The initial reports of the crisis led me to believe this was an assault on Georgia initiated by Russia. It wasn't until several days after violence broke out that I learned that it was Georgia that initiated hostilities in South Ossetia in an attempt to settle a long simmering territorial dispute. Granted, the Russians were prepared (and probably eager) for a military confrontation, but it was Georgian President Mikhail Saakashvili who launched the initial military assault on August 7th. This fact received very little attention in the US media. The perception that was fostered in our news organizations was that of tiny Georgia being crushed by the mighty Russian bear.
Further, very little mention has been made of the presence in Georgia of 127 United States military advisors. Nor of how the pathetically-underskilled US Secretary of State, Condi Rice, was in Tblisi in July, where she gave public assurances (read: warnings to Russia) about Georgian "territorial integrity." The Russians viewed the trip as highly provocative, especially when Condi went on to sign an agreement with the Czech Republic to station US missile defense radar within the Czech Republic. Fox News (and pretty much everyone else) left these little tidbits out of the breathless coverage of Russian armed forces rolling into Georgia.
So, what gives?
It's no secret, really. Ever since Junior Bush got the political godsend of 911, his administration has waved the bloody shirt, using a warped sense of patriotism as a cudgel to beat the sheep-like media into line. Remember the fake stories about Pat Tillman's death in Afghanistan? Remember the fake story about the Jessica Lynch rescue in Iraq? Remember the yellowcake uranium lie that appeared in the New York Times?
More of the same, people. This country has been poorly served by our supposedly independent media. In fact, the average American news consumer, if he relies solely on American media outlets, is no better informed than was the average Chinese citizen at the height of Chairman Mao's Cultural Revolution.
Well, I'm embarrassed that I fell for this line of garbage that the White House vomited out through their reliable and compliant channels. I'm grateful to Arthur and the anonymous poster, who commented on my blog, and Eclectic Dilettante, who had a very informative post. They helped me get informed.

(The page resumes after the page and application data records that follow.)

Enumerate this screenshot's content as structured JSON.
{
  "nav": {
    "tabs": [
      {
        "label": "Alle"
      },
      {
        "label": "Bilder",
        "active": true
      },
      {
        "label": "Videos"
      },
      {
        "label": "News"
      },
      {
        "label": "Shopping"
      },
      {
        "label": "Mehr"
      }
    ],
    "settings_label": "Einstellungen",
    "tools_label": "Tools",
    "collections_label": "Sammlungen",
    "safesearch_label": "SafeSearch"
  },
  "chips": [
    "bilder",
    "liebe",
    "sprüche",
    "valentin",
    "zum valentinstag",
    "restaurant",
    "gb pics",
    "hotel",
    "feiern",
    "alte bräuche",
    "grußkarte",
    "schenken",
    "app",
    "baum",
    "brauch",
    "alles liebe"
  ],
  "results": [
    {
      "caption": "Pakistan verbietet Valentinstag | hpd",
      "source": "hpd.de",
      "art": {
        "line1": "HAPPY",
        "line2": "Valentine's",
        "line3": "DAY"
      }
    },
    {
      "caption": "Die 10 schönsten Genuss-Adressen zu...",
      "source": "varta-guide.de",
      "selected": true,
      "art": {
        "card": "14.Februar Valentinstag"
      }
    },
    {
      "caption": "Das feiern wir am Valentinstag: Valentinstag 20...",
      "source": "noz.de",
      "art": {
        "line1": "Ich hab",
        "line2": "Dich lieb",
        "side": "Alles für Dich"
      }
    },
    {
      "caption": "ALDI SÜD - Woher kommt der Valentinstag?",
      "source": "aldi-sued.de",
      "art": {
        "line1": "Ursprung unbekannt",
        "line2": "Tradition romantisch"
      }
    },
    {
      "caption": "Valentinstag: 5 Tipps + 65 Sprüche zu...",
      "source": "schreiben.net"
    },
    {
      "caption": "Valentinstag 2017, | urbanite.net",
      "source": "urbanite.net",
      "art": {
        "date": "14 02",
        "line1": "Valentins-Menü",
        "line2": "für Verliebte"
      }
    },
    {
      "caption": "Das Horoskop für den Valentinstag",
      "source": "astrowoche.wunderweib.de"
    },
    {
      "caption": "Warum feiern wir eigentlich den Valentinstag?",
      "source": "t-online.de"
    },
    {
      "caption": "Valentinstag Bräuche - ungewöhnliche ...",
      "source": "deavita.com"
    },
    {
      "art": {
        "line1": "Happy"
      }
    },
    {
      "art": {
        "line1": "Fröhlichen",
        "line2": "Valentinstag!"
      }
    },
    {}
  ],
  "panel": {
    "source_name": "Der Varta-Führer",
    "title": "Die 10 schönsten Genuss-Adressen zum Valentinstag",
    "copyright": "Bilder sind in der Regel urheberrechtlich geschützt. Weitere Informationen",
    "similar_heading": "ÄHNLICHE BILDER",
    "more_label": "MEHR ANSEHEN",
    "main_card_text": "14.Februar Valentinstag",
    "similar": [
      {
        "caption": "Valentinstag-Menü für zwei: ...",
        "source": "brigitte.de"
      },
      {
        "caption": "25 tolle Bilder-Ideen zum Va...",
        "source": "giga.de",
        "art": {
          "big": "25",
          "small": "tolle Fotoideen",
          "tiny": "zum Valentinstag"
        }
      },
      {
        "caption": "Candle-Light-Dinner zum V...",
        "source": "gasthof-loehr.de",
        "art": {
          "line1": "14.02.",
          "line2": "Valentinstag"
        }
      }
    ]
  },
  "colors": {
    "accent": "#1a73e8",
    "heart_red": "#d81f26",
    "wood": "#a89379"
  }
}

If you want to know what's really going on, check out the BBC or al Jazzera or any number of other news sources. There are still media that report the news independent of any political bullying. On the other hand, if you'd rather not know, why bother going to Fox News? Just read the White House press releases directly.